Task objective: Answer with one number only: how many lines in the material contain "title".

Provided data:
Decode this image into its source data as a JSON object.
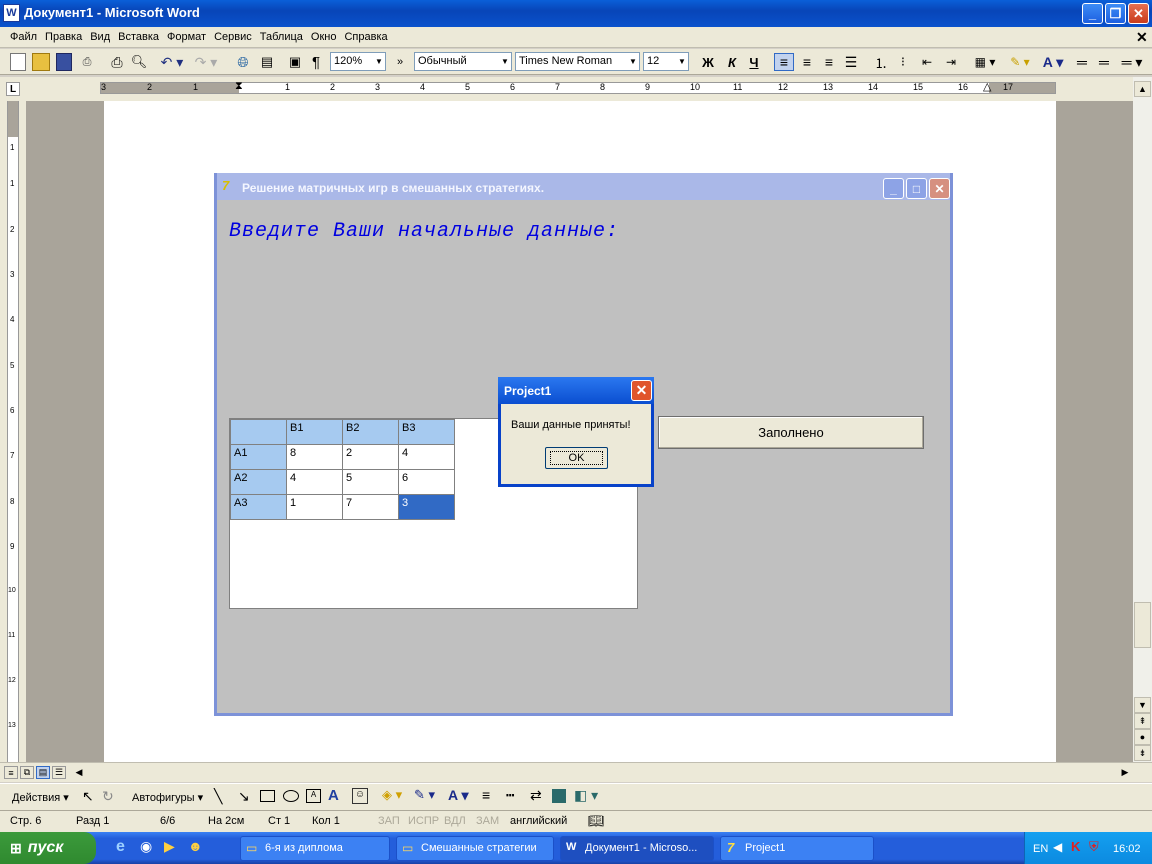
{
  "window": {
    "title": "Документ1 - Microsoft Word",
    "icon": "word-doc-icon"
  },
  "menu": [
    "Файл",
    "Правка",
    "Вид",
    "Вставка",
    "Формат",
    "Сервис",
    "Таблица",
    "Окно",
    "Справка"
  ],
  "toolbar": {
    "zoom": "120%",
    "style": "Обычный",
    "font": "Times New Roman",
    "size": "12",
    "bold": "Ж",
    "italic": "К",
    "underline": "Ч"
  },
  "ruler": {
    "numbers": [
      "3",
      "2",
      "1",
      "1",
      "2",
      "3",
      "4",
      "5",
      "6",
      "7",
      "8",
      "9",
      "10",
      "11",
      "12",
      "13",
      "14",
      "15",
      "16",
      "17"
    ]
  },
  "vruler": {
    "numbers": [
      "1",
      "1",
      "2",
      "3",
      "4",
      "5",
      "6",
      "7",
      "8",
      "9",
      "10",
      "11",
      "12",
      "13"
    ]
  },
  "app": {
    "title": "Решение матричных игр в смешанных стратегиях.",
    "heading": "Введите Ваши начальные данные:",
    "columns": [
      "B1",
      "B2",
      "B3"
    ],
    "rows": [
      {
        "label": "A1",
        "values": [
          "8",
          "2",
          "4"
        ]
      },
      {
        "label": "A2",
        "values": [
          "4",
          "5",
          "6"
        ]
      },
      {
        "label": "A3",
        "values": [
          "1",
          "7",
          "3"
        ]
      }
    ],
    "fill_button": "Заполнено"
  },
  "dialog": {
    "title": "Project1",
    "message": "Ваши данные приняты!",
    "ok": "OK"
  },
  "drawbar": {
    "actions": "Действия",
    "autoshapes": "Автофигуры"
  },
  "status": {
    "page": "Стр. 6",
    "section": "Разд 1",
    "pages": "6/6",
    "at": "На 2см",
    "line": "Ст 1",
    "col": "Кол 1",
    "rec": "ЗАП",
    "trk": "ИСПР",
    "ext": "ВДЛ",
    "ovr": "ЗАМ",
    "lang": "английский"
  },
  "taskbar": {
    "start": "пуск",
    "tasks": [
      "6-я из диплома",
      "Смешанные стратегии",
      "Документ1 - Microso...",
      "Project1"
    ],
    "lang": "EN",
    "clock": "16:02"
  }
}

Result for this exercise: 3